Already, Zhou has been approached by several potential industrial collaborators, with the goal of moving this enzymatic process to its next stage where one of those participants can produce a product for food or feed applications. That raises the question of whether this will be delivered as a seed treatment or as a post-harvest application. Zhou believes there are advantages to either approach. A field treatment (seed coating or spray) would provide two distinct advantages, with the first being that it would protect plants from DON’s fungal pathogen.
“We know that DON is an influential factor in the disease development as it decreases plant immunity and initiates the necrosis that leads to full-scale infection at a later stage,” adds Zhou. “The second advantage is that most members of the Devosia bacterial genus are known for their ability to fix atmospheric nitrogen. This characteristic becomes an added benefit to the original goal of implementation as a bio-control agent.”
Another option in using this enzymatic process could be as a feed pre-treatment in fermentation silos or tanks. It also could be incorporated directly into livestock feed, where the detoxification would take place in the gut of the animals.
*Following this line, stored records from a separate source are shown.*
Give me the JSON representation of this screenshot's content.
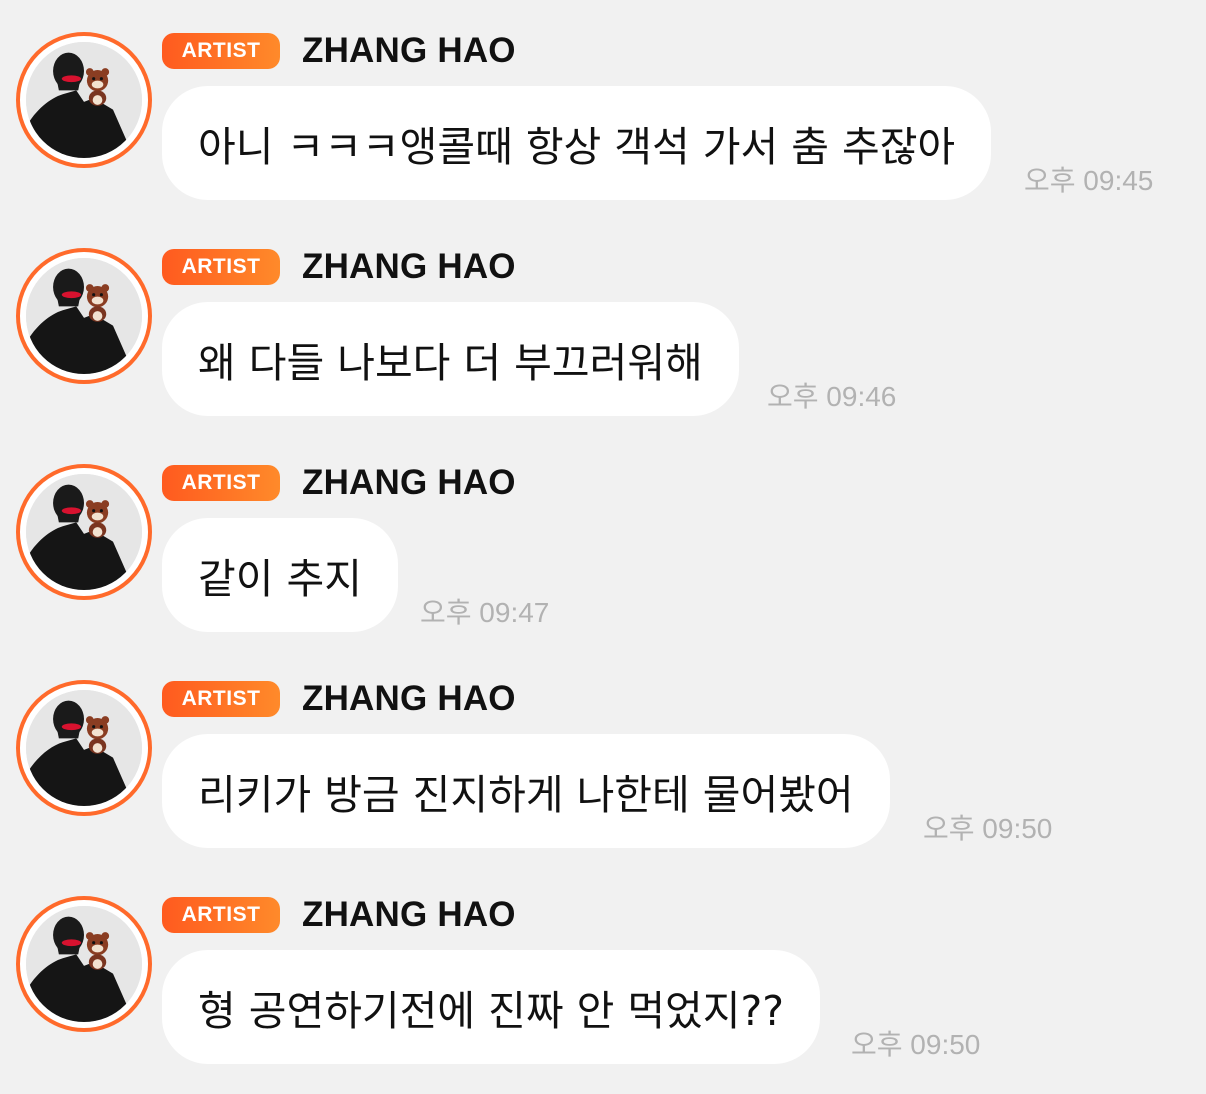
{
  "messages": [
    {
      "badge": "ARTIST",
      "sender": "ZHANG HAO",
      "text": "아니 ㅋㅋㅋ앵콜때 항상 객석 가서 춤 추잖아",
      "time": "오후 09:45"
    },
    {
      "badge": "ARTIST",
      "sender": "ZHANG HAO",
      "text": "왜 다들 나보다 더 부끄러워해",
      "time": "오후 09:46"
    },
    {
      "badge": "ARTIST",
      "sender": "ZHANG HAO",
      "text": "같이 추지",
      "time": "오후 09:47"
    },
    {
      "badge": "ARTIST",
      "sender": "ZHANG HAO",
      "text": "리키가 방금 진지하게 나한테 물어봤어",
      "time": "오후 09:50"
    },
    {
      "badge": "ARTIST",
      "sender": "ZHANG HAO",
      "text": "형 공연하기전에 진짜 안 먹었지??",
      "time": "오후 09:50"
    }
  ],
  "colors": {
    "background": "#f1f1f1",
    "accent": "#ff6a2b",
    "bubble": "#ffffff",
    "timestamp": "#b2b2b2"
  }
}
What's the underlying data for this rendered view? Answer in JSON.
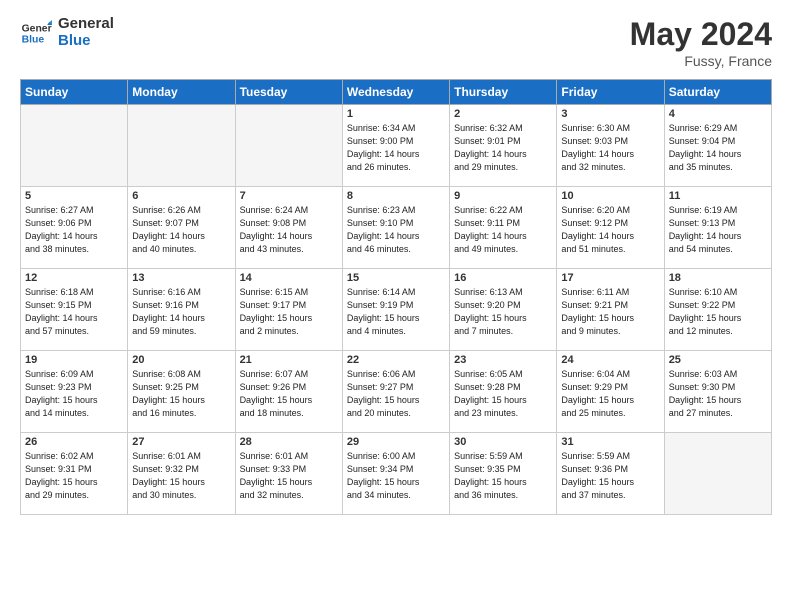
{
  "logo": {
    "line1": "General",
    "line2": "Blue"
  },
  "title": "May 2024",
  "location": "Fussy, France",
  "days_header": [
    "Sunday",
    "Monday",
    "Tuesday",
    "Wednesday",
    "Thursday",
    "Friday",
    "Saturday"
  ],
  "weeks": [
    [
      {
        "num": "",
        "info": ""
      },
      {
        "num": "",
        "info": ""
      },
      {
        "num": "",
        "info": ""
      },
      {
        "num": "1",
        "info": "Sunrise: 6:34 AM\nSunset: 9:00 PM\nDaylight: 14 hours\nand 26 minutes."
      },
      {
        "num": "2",
        "info": "Sunrise: 6:32 AM\nSunset: 9:01 PM\nDaylight: 14 hours\nand 29 minutes."
      },
      {
        "num": "3",
        "info": "Sunrise: 6:30 AM\nSunset: 9:03 PM\nDaylight: 14 hours\nand 32 minutes."
      },
      {
        "num": "4",
        "info": "Sunrise: 6:29 AM\nSunset: 9:04 PM\nDaylight: 14 hours\nand 35 minutes."
      }
    ],
    [
      {
        "num": "5",
        "info": "Sunrise: 6:27 AM\nSunset: 9:06 PM\nDaylight: 14 hours\nand 38 minutes."
      },
      {
        "num": "6",
        "info": "Sunrise: 6:26 AM\nSunset: 9:07 PM\nDaylight: 14 hours\nand 40 minutes."
      },
      {
        "num": "7",
        "info": "Sunrise: 6:24 AM\nSunset: 9:08 PM\nDaylight: 14 hours\nand 43 minutes."
      },
      {
        "num": "8",
        "info": "Sunrise: 6:23 AM\nSunset: 9:10 PM\nDaylight: 14 hours\nand 46 minutes."
      },
      {
        "num": "9",
        "info": "Sunrise: 6:22 AM\nSunset: 9:11 PM\nDaylight: 14 hours\nand 49 minutes."
      },
      {
        "num": "10",
        "info": "Sunrise: 6:20 AM\nSunset: 9:12 PM\nDaylight: 14 hours\nand 51 minutes."
      },
      {
        "num": "11",
        "info": "Sunrise: 6:19 AM\nSunset: 9:13 PM\nDaylight: 14 hours\nand 54 minutes."
      }
    ],
    [
      {
        "num": "12",
        "info": "Sunrise: 6:18 AM\nSunset: 9:15 PM\nDaylight: 14 hours\nand 57 minutes."
      },
      {
        "num": "13",
        "info": "Sunrise: 6:16 AM\nSunset: 9:16 PM\nDaylight: 14 hours\nand 59 minutes."
      },
      {
        "num": "14",
        "info": "Sunrise: 6:15 AM\nSunset: 9:17 PM\nDaylight: 15 hours\nand 2 minutes."
      },
      {
        "num": "15",
        "info": "Sunrise: 6:14 AM\nSunset: 9:19 PM\nDaylight: 15 hours\nand 4 minutes."
      },
      {
        "num": "16",
        "info": "Sunrise: 6:13 AM\nSunset: 9:20 PM\nDaylight: 15 hours\nand 7 minutes."
      },
      {
        "num": "17",
        "info": "Sunrise: 6:11 AM\nSunset: 9:21 PM\nDaylight: 15 hours\nand 9 minutes."
      },
      {
        "num": "18",
        "info": "Sunrise: 6:10 AM\nSunset: 9:22 PM\nDaylight: 15 hours\nand 12 minutes."
      }
    ],
    [
      {
        "num": "19",
        "info": "Sunrise: 6:09 AM\nSunset: 9:23 PM\nDaylight: 15 hours\nand 14 minutes."
      },
      {
        "num": "20",
        "info": "Sunrise: 6:08 AM\nSunset: 9:25 PM\nDaylight: 15 hours\nand 16 minutes."
      },
      {
        "num": "21",
        "info": "Sunrise: 6:07 AM\nSunset: 9:26 PM\nDaylight: 15 hours\nand 18 minutes."
      },
      {
        "num": "22",
        "info": "Sunrise: 6:06 AM\nSunset: 9:27 PM\nDaylight: 15 hours\nand 20 minutes."
      },
      {
        "num": "23",
        "info": "Sunrise: 6:05 AM\nSunset: 9:28 PM\nDaylight: 15 hours\nand 23 minutes."
      },
      {
        "num": "24",
        "info": "Sunrise: 6:04 AM\nSunset: 9:29 PM\nDaylight: 15 hours\nand 25 minutes."
      },
      {
        "num": "25",
        "info": "Sunrise: 6:03 AM\nSunset: 9:30 PM\nDaylight: 15 hours\nand 27 minutes."
      }
    ],
    [
      {
        "num": "26",
        "info": "Sunrise: 6:02 AM\nSunset: 9:31 PM\nDaylight: 15 hours\nand 29 minutes."
      },
      {
        "num": "27",
        "info": "Sunrise: 6:01 AM\nSunset: 9:32 PM\nDaylight: 15 hours\nand 30 minutes."
      },
      {
        "num": "28",
        "info": "Sunrise: 6:01 AM\nSunset: 9:33 PM\nDaylight: 15 hours\nand 32 minutes."
      },
      {
        "num": "29",
        "info": "Sunrise: 6:00 AM\nSunset: 9:34 PM\nDaylight: 15 hours\nand 34 minutes."
      },
      {
        "num": "30",
        "info": "Sunrise: 5:59 AM\nSunset: 9:35 PM\nDaylight: 15 hours\nand 36 minutes."
      },
      {
        "num": "31",
        "info": "Sunrise: 5:59 AM\nSunset: 9:36 PM\nDaylight: 15 hours\nand 37 minutes."
      },
      {
        "num": "",
        "info": ""
      }
    ]
  ]
}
Beyond those delivery methods, there’s also the option for developing plants that over-express the enzymes, to further their benefits in protecting plants, animals and humans.
Onward and upward
At this point, the research efforts of Zhou and his team have created a solid foundation to further the application and delivery methods, and he believes they’re not far from seeing actual and empirical evidence to support the enzymes. Once identified, the industrial collaborators should take it to the commercialization phase.
“Based on the interest — in addition to the urgency around the globe to address the DON contamination dilemma, we believe that we are possibly two to three years away from the first commercial product,” says Zhou. “All of that depends on the appropriate industrial collaborations; among the biggest challenges is to find an industrial partner that has the capabilities for large-scale enzyme production.”
One question that often precedes the development and launch of a product, particularly one created in another country like the U.S., is “will it work under Canadian conditions?” Since the bacterium was isolated from a Canadian soil sample, it’s already adapted to agricultural practices that are in place here. Identifying the genes and working to develop a “Made-in-Canada” solution to DON is a huge discovery for AAFC researchers and the agri-food sector, in general.
“For almost three decades, the presence of DON biotransformation enzymes was hypothesized, but no team was able to provide conclusive evidence of such functionality,” says Zhou. “This will revolutionize the use of natural bacterial enzymes in combating DON. While the journey to completely eliminate DON from human food and animal feed is still in its infancy, the discovery of these enzymes provides the scientific community with a genuine template to work with.”
This article was originally published in the September 2019 issue of the Corn Guide.